“One of the most dangerous things you can believe in this world is that technology is neutral.”
"When technology has distracted us to the point that we no longer examine it, it gains the greatest opportunity to enslave us."
“We shape our tools and thereafter our tools shape us.” (quoting John Culkin)
"...a simple, encompassing definition of technology: 'the human activity of using tools to transform God’s creation for practical purposes.'"
"Technology, then, is the means by which we transform the world as it is into the world that we desire. What we often fail to notice is that it is not only the world that gets transformed by technology. We, too, are transformed."
"In this sense, technology sits between us and the world, changing and molding both at once. The world feels the spade, but we feel the handle. We use the tool to dig at the ground, but in another sense the ground uses the tool to chafe at our hands."
"The shovel connects us to the earth, but it also functions to insulate us from directly touching the soil. Our primary connection then is with the tool, not the creation itself, giving the tool the opportunity to simultaneously shape both the world and its user."
"In some sense, all of our technology can be understood as an attempt to overcome the effects of the fall. We create shovels and tractors to help us work the unruly land, and we invent soft bedding and epidurals to help ease the pain of childbearing. We build air conditioners and heaters to overcome the weather and drive-through windows to overcome our hunger. We invent lightbulbs to overcome the darkness and search engines to overcome our lack of wisdom. Each of these inventions brings us incredible benefits, and collectively they work to reduce the suffering that we experience from the curses of the fall. And yet, like Adam and Eve’s clothing, our technology never truly solves the deeper problem of sin that came with the fall."
"We use our idols fundamentally as a way of meeting our needs apart from God, and this is our greatest temptation with technology—to use it as a substitute for God."
"If you ask the average person, 'What is the meaning of your cell phone and what sense of identity and values does it mediate to you?' you might be answered by a confused look. But if you ask, 'How would you feel if you lost your cell phone?' the immediacy of the answer would betray deep beliefs about what it means to be connected. It may be that the cell phone is not just a tool but an integral part of the person’s identity, who they define themselves to be."
"...in the post-fall world, God not only approves of but even helps with our technological development. At the same time, technology is also one of the chief means by which humans attempt to create a world without God. As our technology grows more and more powerful, the illusion of control becomes increasingly convincing. Today, our powers have grown to the point that in Western industrialized countries, we can go through our entire lives without the slightest physical need for God or other people."

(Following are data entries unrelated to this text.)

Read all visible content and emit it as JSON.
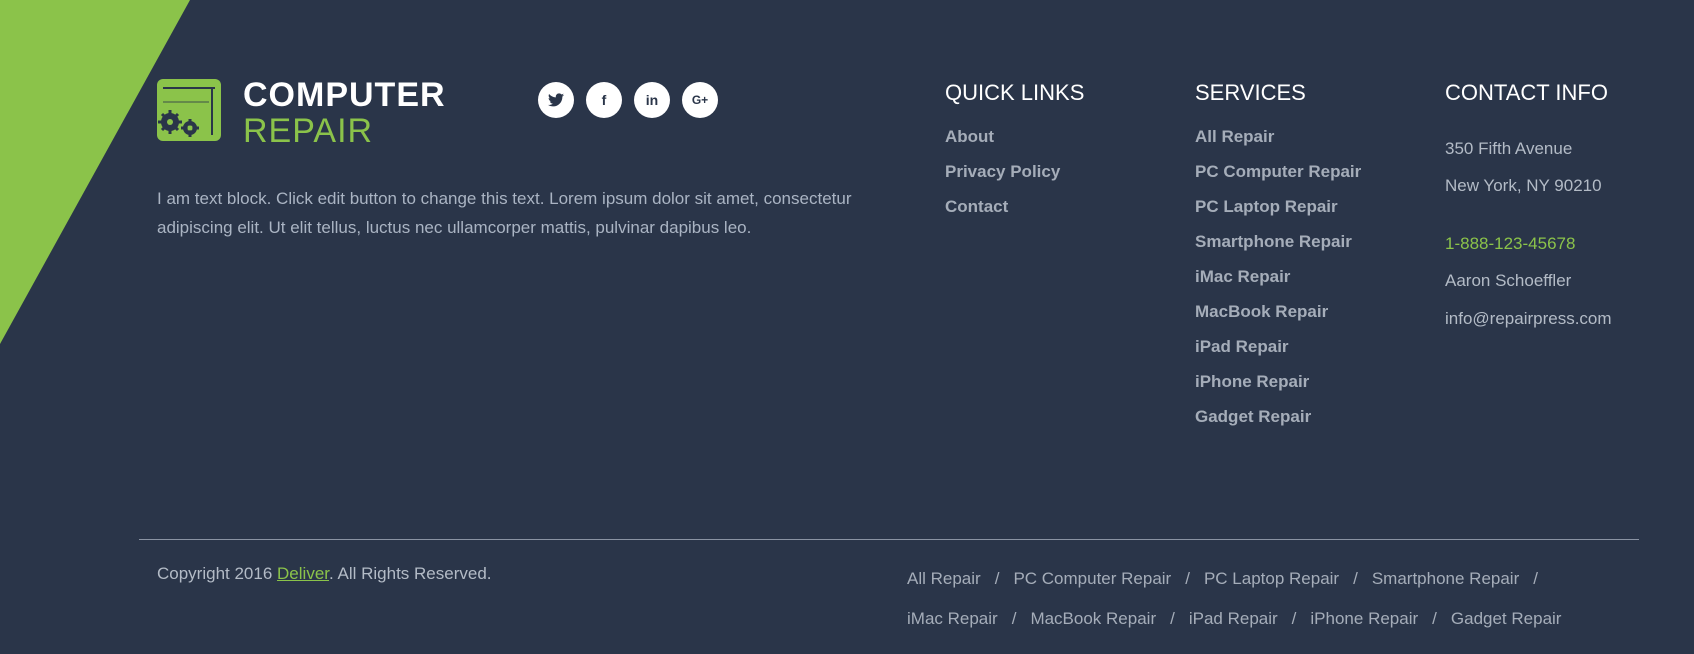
{
  "colors": {
    "background": "#2a3549",
    "accent": "#8bc34a",
    "heading": "#ffffff",
    "link": "#a5adb9",
    "text": "#b3bbc6"
  },
  "logo": {
    "line1": "COMPUTER",
    "line2": "REPAIR",
    "icon": "gears-monitor-icon"
  },
  "social": [
    {
      "name": "twitter",
      "icon": "twitter-icon"
    },
    {
      "name": "facebook",
      "icon": "facebook-icon",
      "glyph": "f"
    },
    {
      "name": "linkedin",
      "icon": "linkedin-icon",
      "glyph": "in"
    },
    {
      "name": "google-plus",
      "icon": "google-plus-icon",
      "glyph": "G+"
    }
  ],
  "about_text": "I am text block. Click edit button to change this text. Lorem ipsum dolor sit amet, consectetur adipiscing elit. Ut elit tellus, luctus nec ullamcorper mattis, pulvinar dapibus leo.",
  "quick_links": {
    "title": "QUICK LINKS",
    "items": [
      "About",
      "Privacy Policy",
      "Contact"
    ]
  },
  "services": {
    "title": "SERVICES",
    "items": [
      "All Repair",
      "PC Computer Repair",
      "PC Laptop Repair",
      "Smartphone Repair",
      "iMac Repair",
      "MacBook Repair",
      "iPad Repair",
      "iPhone Repair",
      "Gadget Repair"
    ]
  },
  "contact": {
    "title": "CONTACT INFO",
    "address1": "350 Fifth Avenue",
    "address2": "New York, NY 90210",
    "phone": "1-888-123-45678",
    "name": "Aaron Schoeffler",
    "email": "info@repairpress.com"
  },
  "footer": {
    "copyright_prefix": "Copyright 2016 ",
    "copyright_link": "Deliver",
    "copyright_suffix": ". All Rights Reserved.",
    "separator": "/",
    "nav_row1": [
      "All Repair",
      "PC Computer Repair",
      "PC Laptop Repair",
      "Smartphone Repair"
    ],
    "nav_row2": [
      "iMac Repair",
      "MacBook Repair",
      "iPad Repair",
      "iPhone Repair",
      "Gadget Repair"
    ]
  }
}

"In his later years, Marshall McLuhan offered us what he called a 'tetrad' that is helpful in understanding how those tendencies emerge and play out within a culture. McLuhan’s tetrad proposes that all media and technology do four things. First, they extend or magnify something that we do naturally. For example, a mobile phone extends our ability to communicate and enhances our sense of personal identity. Second, they eliminate or amputate something that we used to do. Mobile phones eliminate the need for landlines, and they also eradicate one’s ability to be unreachable and alone. Third, all media retrieves something from the past. Mobile phones retrieve the ability to connect on a regular basis with a frequency and familiarity that people were accustomed to when they lived in small villages. Finally, every technology has the possibility of reversing into a more negative behavior when it’s overused. When we use mobile phones too much, we never deeply connect with anyone, and instead we may maintain surface communication with everyone."
"At one end of this story is a pristine garden prepared by God for humankind to develop and transform. At the other end is a glorious, heavenly city full of human creations, art, and technology. At the center is our Savior Jesus Christ crucified on a cross, the most horrific of all technological distortions, built by transforming a tree from the natural world into a tool of death. Yet in his resurrection, Christ redeemed even that tool, transforming it into the symbol of our faith that eternally portrays his power over death and sin."
John Dyer (ThM, Dallas Theological Seminary) has been a web developer for more than ten years, building tools for Apple, Microsoft, Harley Davidson, the Department of Defense, and Dallas's NPR affiliate. He currently serves as the Director of Web Development for Dallas Theological Seminary and lives near Dallas, Texas, with his wife and family.